"I've spent a lot of time considering cold fusion," Hansen said in his talk sponsored by the USU Great Issues Forum. "The whole thing isn't going away, it's getting bigger, although the hype is going down."Hansen serves on the nine-member Governor's Energy/Fusion Advisory Council.

The council, Hansen said, was advised to see if excess energy was possible. After studying the B. Stanley Pons and Martin Fleischmann cold fusion experiment, the council unanimously voted to allocate $5 million for further cold fusion experiments. Now, the council oversees the use of the funds and reports developments to the Legislature.

As a council member, Hansen said he has received pressure from both sides of the issue. Since Pons' and Fleischmann's announcement, Hansen said lots of people have wanted to get involved. Recently, he was even put on the mailing list of the Flat Earth people.

"Hours have been spent on the phone being told not to vote this money and then being told to vote this money," he said.

"Some people have changed their minds about cold fusion, but in general the world is in a holding pattern," Hansen said. "The world is divided right down the middle. It will be interesting to see how it all shuffles out."

People choose not to believe in Pons' and Fleischmann's cold fusion mainly because "from all known nuclear theory and experiments, it is impossible," he said. Others simply say it is too good to be true. Many scientists do not believe in fusion because all major efforts to duplicate the work and to find fusion products have failed.

"Some do not believe because the wrong people made the discovery," he said. "They (Pons and Fleischmann) are well-known, competent scientists, but not well-known nuclear scientists. They are not even physicists."

Another reason people are against cold fusion is the belief that it is an affront to honored theories about how nuclear reactions proceed, Hansen said.

There are also several reasons others are choosing the pro side. He said the main reason is that the excess heat found in the experiment cannot be explained chemically, so some figure it must be nuclear. And that excess heat has been confirmed by other labs.

"I think what is being observed probably is cold fusion and if so, gradual understanding of the process will bring major new understandings of nuclear physics in condensed matter," he said.

Hansen said that even if the Pons/Fleischmann effect does not have a direct product of significant energy, perhaps further research will discover one.

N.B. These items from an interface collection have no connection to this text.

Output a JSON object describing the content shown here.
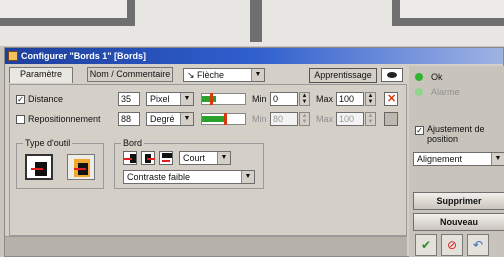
{
  "window": {
    "title": "Configurer \"Bords 1\" [Bords]"
  },
  "tabs": [
    {
      "label": "Paramètre",
      "active": true
    },
    {
      "label": "Nom / Commentaire",
      "active": false
    }
  ],
  "shape_dropdown": {
    "value": "Flèche"
  },
  "apprentissage_button": {
    "label": "Apprentissage"
  },
  "rows": {
    "distance": {
      "label": "Distance",
      "checked": true,
      "value": "35",
      "unit": "Pixel",
      "min_label": "Min",
      "min_value": "0",
      "max_label": "Max",
      "max_value": "100"
    },
    "repositionnement": {
      "label": "Repositionnement",
      "checked": false,
      "value": "88",
      "unit": "Degré",
      "min_label": "Min",
      "min_value": "80",
      "max_label": "Max",
      "max_value": "100"
    }
  },
  "type_outil": {
    "title": "Type d'outil"
  },
  "bord": {
    "title": "Bord",
    "length_value": "Court",
    "contrast_value": "Contraste faible"
  },
  "status_panel": {
    "ok": {
      "label": "Ok",
      "color": "#2fb52f"
    },
    "alarme": {
      "label": "Alarme",
      "color": "#8fd48f"
    }
  },
  "ajustement": {
    "label_line1": "Ajustement de",
    "label_line2": "position",
    "checked": true
  },
  "alignement": {
    "value": "Alignement"
  },
  "buttons": {
    "supprimer": "Supprimer",
    "nouveau": "Nouveau"
  },
  "icons": {
    "confirm": "✔",
    "cancel": "⃠",
    "undo": "↶"
  },
  "colors": {
    "title_bar": "#1d3f9c",
    "slider_fill": "#2aa12a",
    "accent_red": "#d43c10"
  }
}
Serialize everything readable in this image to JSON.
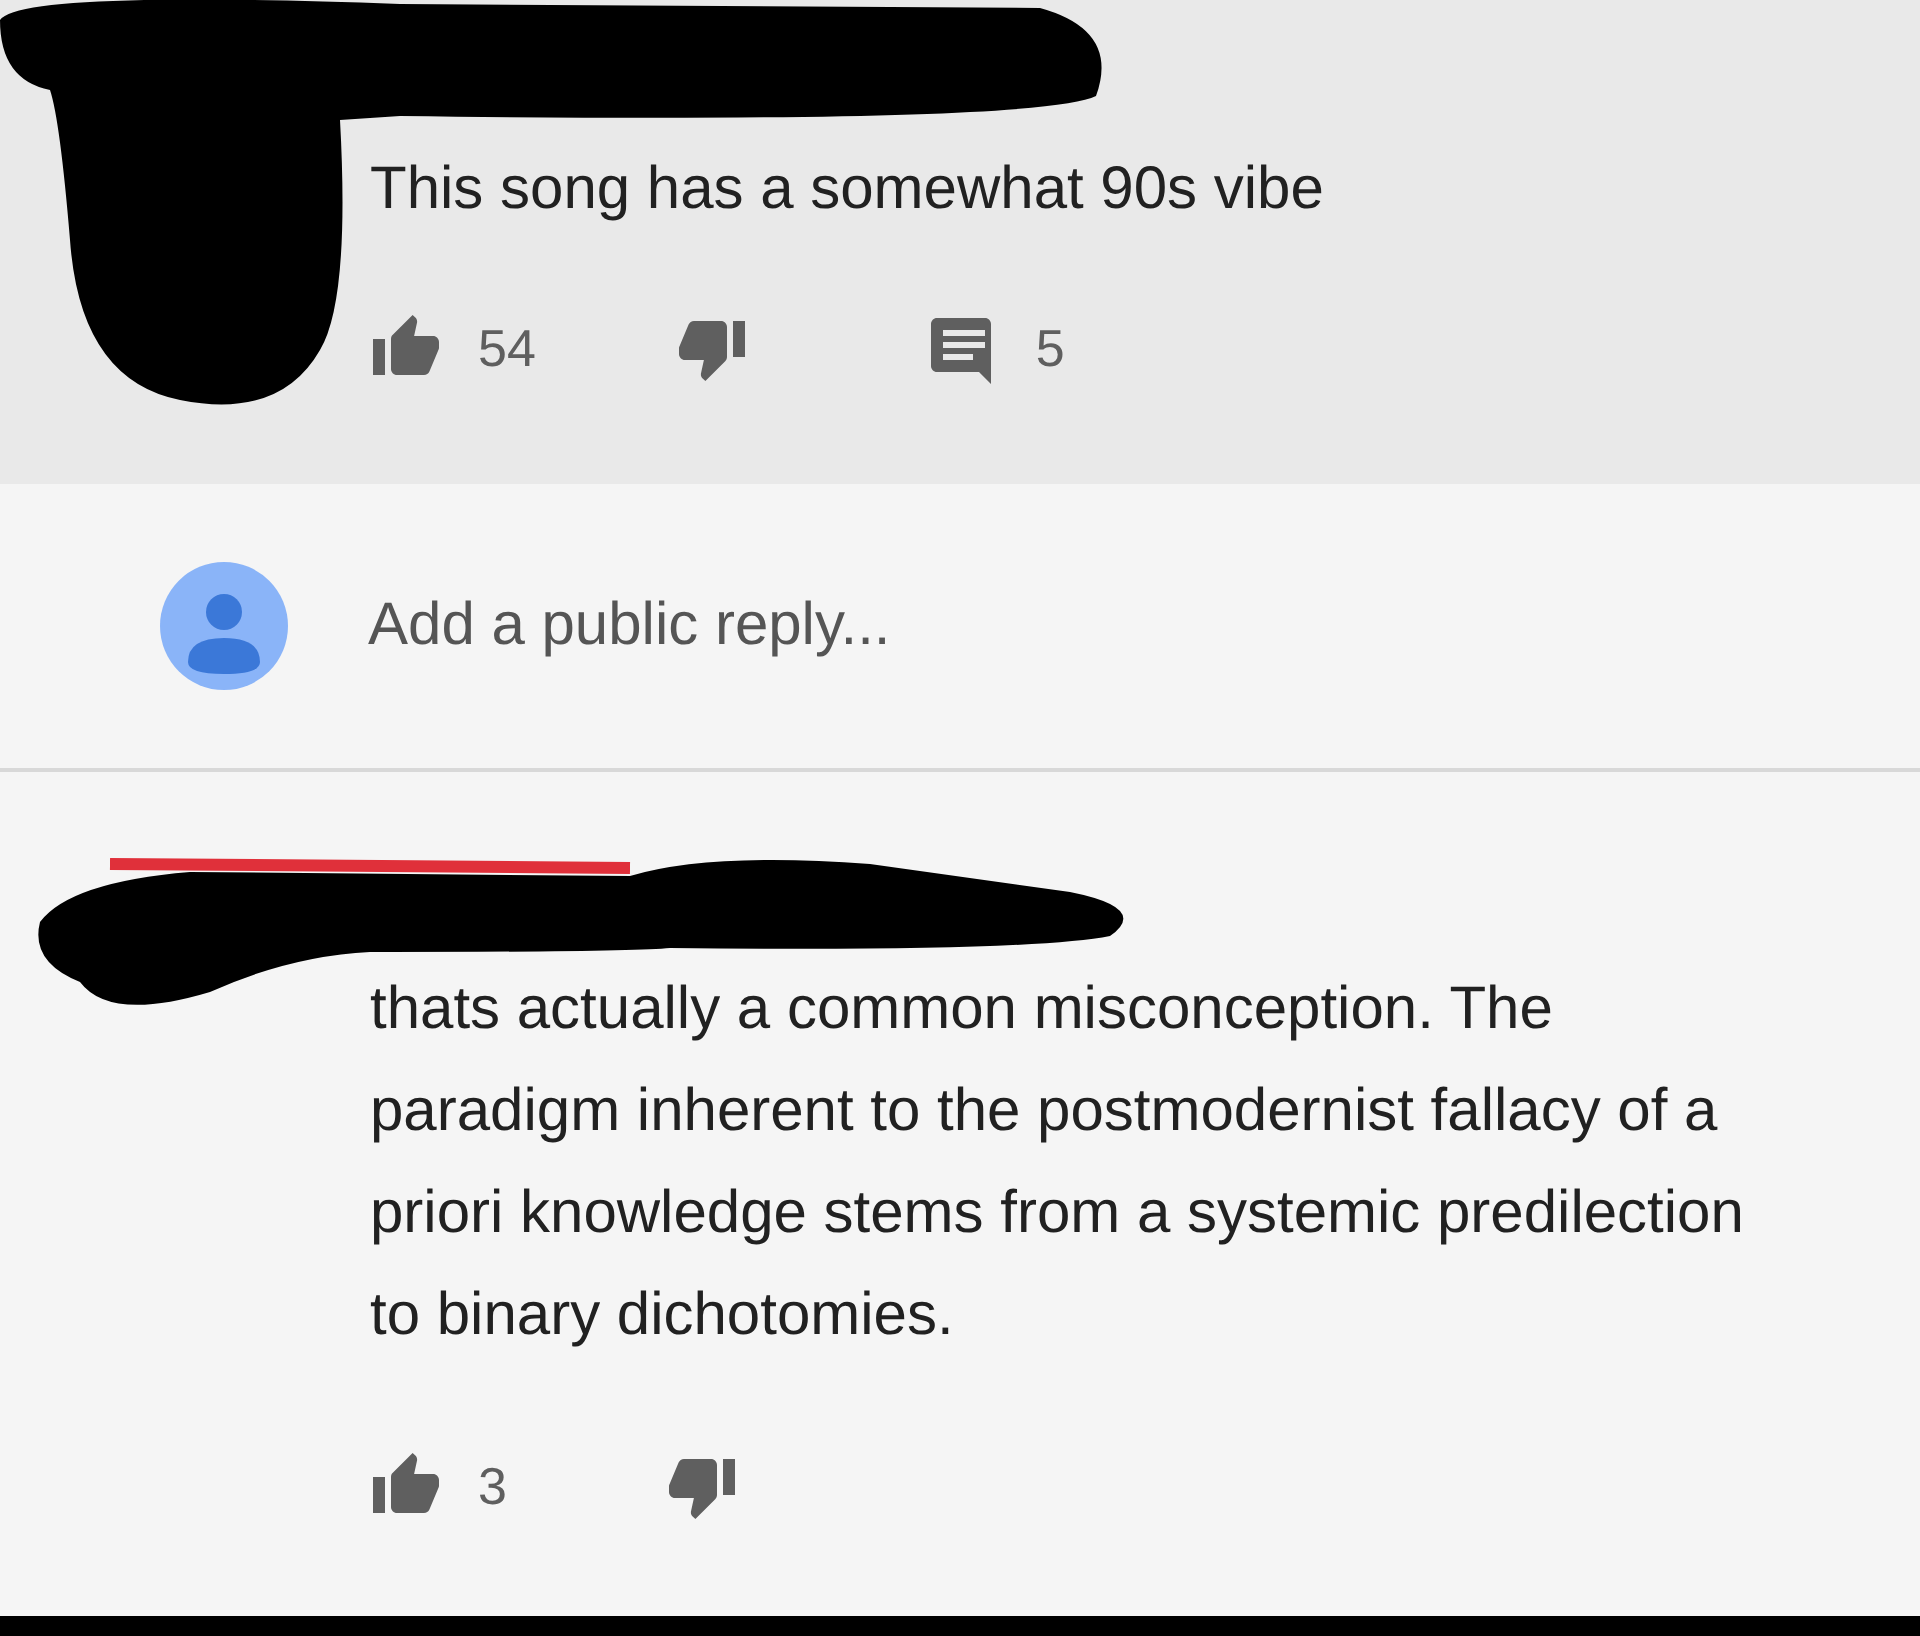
{
  "comments": [
    {
      "text": "This song has a somewhat 90s vibe",
      "likes": "54",
      "replies": "5"
    },
    {
      "text": "thats actually a common misconception. The paradigm inherent to the postmodernist fallacy of a priori knowledge stems from a systemic predilection to binary dichotomies.",
      "likes": "3"
    }
  ],
  "reply_box": {
    "placeholder": "Add a public reply..."
  }
}
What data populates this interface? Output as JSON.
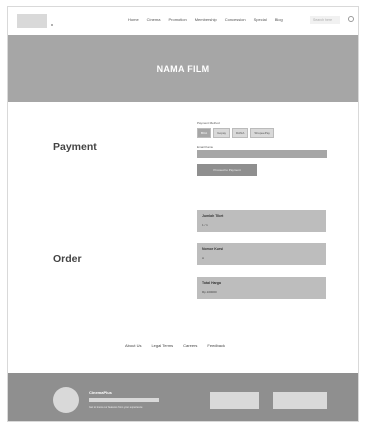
{
  "nav": {
    "links": [
      "Home",
      "Cinema",
      "Promotion",
      "Membership",
      "Concession",
      "Special",
      "Blog"
    ],
    "search_placeholder": "Search here"
  },
  "hero": {
    "title": "NAMA FILM"
  },
  "payment": {
    "title": "Payment",
    "method_label": "Payment Method",
    "methods": [
      "BCA",
      "Gopay",
      "DANA",
      "ShopeePay"
    ],
    "email_label": "Email Kamu",
    "email_value": "",
    "button_label": "Proceed to Payment"
  },
  "order": {
    "title": "Order",
    "cards": [
      {
        "label": "Jumlah Tiket",
        "value": "1  /  1"
      },
      {
        "label": "Nomor Kursi",
        "value": "A"
      },
      {
        "label": "Total Harga",
        "value": "Rp.100000"
      }
    ]
  },
  "footer_links": [
    "About Us",
    "Legal Terms",
    "Careers",
    "Feedback"
  ],
  "footer": {
    "brand": "CinemaPlus",
    "description": "Get to know our features from your experience"
  }
}
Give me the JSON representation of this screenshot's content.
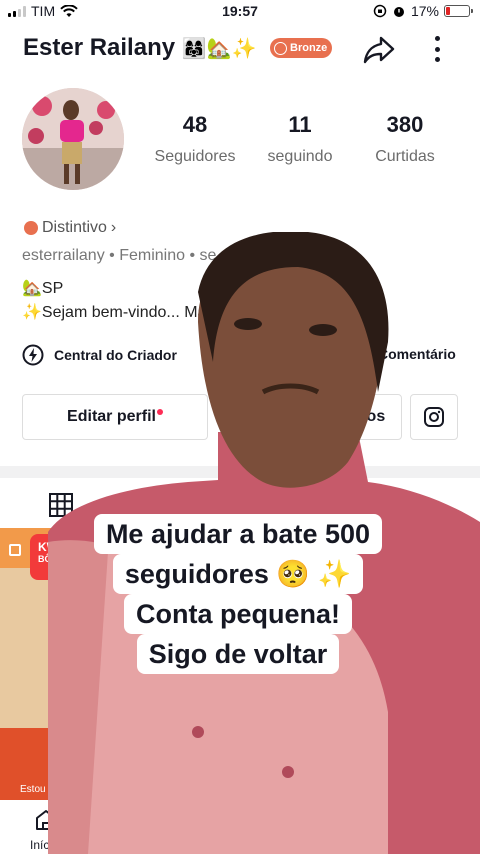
{
  "status_bar": {
    "carrier": "TIM",
    "time": "19:57",
    "battery": "17%"
  },
  "profile": {
    "name": "Ester Railany",
    "name_emojis": "👩‍👩‍👧🏡✨",
    "level_badge": "Bronze",
    "stats": [
      {
        "value": "48",
        "label": "Seguidores"
      },
      {
        "value": "11",
        "label": "seguindo"
      },
      {
        "value": "380",
        "label": "Curtidas"
      }
    ],
    "distintivo": "Distintivo",
    "meta": "esterrailany  •  Feminino  •  se",
    "bio_line1": "🏡SP",
    "bio_line2": "✨Sejam bem-vindo... Ma",
    "creator_center": "Central do Criador",
    "comments": "Comentário",
    "edit_profile": "Editar perfil",
    "friends_partial": "gos"
  },
  "thumbnail": {
    "brand": "KWA",
    "sub": "BÔNI",
    "caption": "Estou"
  },
  "bottom_nav": {
    "home_label": "Início"
  },
  "overlay_caption": {
    "lines": [
      "Me ajudar a bate 500",
      "seguidores 🥺 ✨",
      "Conta pequena!",
      "Sigo de voltar"
    ]
  },
  "colors": {
    "accent": "#fe2c55",
    "bronze": "#e8704f",
    "sweater": "#c65a6a"
  }
}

"It may not be just a phenomenon but a whole realm of phenomena."

Hansen also warned that no experiment should be called false simply because it does not fit current scientific theories. That is "scientific chauvinism," he said.